Mali is a landlocked country in western Africa, covered entirely by the Saharan and Sahelian deserts. The total population of Mali is over 21 million and its capital is Bamako.
Periodically flooding rivers provide fertile soil along their banks and create pasture for livestock. But the people of Mali face recurring droughts, persistent poverty and outbursts of violent conflict.
More than half of the population is under the age of 18, these children are among the most disadvantaged in the world and thousands are without parental care.
SOS Children’s Villages has been supporting children and young people without parental care, or at risk of losing it, in Mali since 1987.
In spite of some improvement in recent decades, Mali continues to be one of the poorest countries in Africa: 47% of its population lives in poverty. Poverty is particularly persistent in certain rural areas of the country.
The rural inhabitants of the Sahel-Saharan region face precarious living conditions. Many people depend on subsistence farming and are therefore vulnerable to natural disasters.
Access to education remains a challenge for hundreds of thousands of Malians. Although an increasing number of children start school, many drop out by the time they reach secondary level.
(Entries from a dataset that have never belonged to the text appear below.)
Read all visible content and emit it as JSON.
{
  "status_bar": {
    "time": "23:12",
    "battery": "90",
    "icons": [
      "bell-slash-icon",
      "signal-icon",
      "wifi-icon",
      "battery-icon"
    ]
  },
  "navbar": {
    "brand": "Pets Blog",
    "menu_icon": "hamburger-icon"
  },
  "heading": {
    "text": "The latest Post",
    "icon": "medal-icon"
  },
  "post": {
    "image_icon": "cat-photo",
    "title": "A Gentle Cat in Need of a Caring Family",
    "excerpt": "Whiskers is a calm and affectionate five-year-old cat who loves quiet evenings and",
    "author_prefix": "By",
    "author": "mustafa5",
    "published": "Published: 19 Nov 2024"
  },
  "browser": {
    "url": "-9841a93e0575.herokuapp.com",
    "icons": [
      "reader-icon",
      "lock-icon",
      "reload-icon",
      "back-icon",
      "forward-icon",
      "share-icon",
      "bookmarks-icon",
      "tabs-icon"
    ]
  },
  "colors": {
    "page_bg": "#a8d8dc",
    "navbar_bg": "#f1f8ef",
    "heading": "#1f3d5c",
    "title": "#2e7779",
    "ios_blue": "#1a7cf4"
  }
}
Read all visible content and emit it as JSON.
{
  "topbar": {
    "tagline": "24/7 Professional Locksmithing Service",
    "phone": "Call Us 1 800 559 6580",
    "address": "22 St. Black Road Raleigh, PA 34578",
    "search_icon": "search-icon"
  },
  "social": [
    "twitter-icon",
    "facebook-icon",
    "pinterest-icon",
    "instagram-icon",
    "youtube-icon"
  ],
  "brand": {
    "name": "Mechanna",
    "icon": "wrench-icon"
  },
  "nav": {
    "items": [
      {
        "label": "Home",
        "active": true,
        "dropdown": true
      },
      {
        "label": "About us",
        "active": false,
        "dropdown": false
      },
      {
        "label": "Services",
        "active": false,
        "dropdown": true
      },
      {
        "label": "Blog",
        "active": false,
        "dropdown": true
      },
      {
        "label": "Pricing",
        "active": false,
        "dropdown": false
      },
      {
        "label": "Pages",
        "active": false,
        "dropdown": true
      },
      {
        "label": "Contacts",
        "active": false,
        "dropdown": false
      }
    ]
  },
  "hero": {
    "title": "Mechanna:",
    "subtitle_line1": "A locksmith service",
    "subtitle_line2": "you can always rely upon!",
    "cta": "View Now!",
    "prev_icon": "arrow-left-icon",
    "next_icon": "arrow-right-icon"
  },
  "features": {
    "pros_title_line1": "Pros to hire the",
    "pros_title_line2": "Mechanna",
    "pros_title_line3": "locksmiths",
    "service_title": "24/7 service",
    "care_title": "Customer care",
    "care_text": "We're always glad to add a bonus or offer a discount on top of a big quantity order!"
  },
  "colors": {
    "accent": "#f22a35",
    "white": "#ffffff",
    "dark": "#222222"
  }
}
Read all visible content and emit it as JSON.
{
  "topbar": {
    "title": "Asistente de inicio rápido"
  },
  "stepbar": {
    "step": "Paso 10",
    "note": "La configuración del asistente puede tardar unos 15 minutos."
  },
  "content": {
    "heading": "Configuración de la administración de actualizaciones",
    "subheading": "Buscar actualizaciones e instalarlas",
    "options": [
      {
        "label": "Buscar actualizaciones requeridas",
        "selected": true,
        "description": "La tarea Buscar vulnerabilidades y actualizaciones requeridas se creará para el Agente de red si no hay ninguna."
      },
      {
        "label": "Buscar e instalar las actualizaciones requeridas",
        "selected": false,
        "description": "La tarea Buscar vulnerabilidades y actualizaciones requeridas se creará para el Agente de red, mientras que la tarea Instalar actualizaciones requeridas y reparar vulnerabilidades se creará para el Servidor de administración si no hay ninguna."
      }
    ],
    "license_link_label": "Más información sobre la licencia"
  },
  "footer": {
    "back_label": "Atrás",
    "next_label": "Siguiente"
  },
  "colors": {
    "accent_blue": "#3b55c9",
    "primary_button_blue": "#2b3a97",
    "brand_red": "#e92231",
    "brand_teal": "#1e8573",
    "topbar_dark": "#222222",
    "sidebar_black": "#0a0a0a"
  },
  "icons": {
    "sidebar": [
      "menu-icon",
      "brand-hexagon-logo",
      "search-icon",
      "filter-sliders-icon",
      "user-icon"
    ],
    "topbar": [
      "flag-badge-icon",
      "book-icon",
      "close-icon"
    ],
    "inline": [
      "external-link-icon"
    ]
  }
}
UNICEF estimates that over 2 million children aged 5 to 17 are out of school nationally. As a result, only around 35% of the population know how to read and write. The literacy rates are higher in urban areas than in rural areas, and higher for men than for women.
Discrimination against girls and women persists in many areas of the country and educational and professional opportunities for women are generally very limited.
An estimated 8 million girls and women have undergone female genital mutilation, the partial or total removal of external female genitalia.
Child marriages and early pregnancies are common: half of all girls are still underaged when they are married.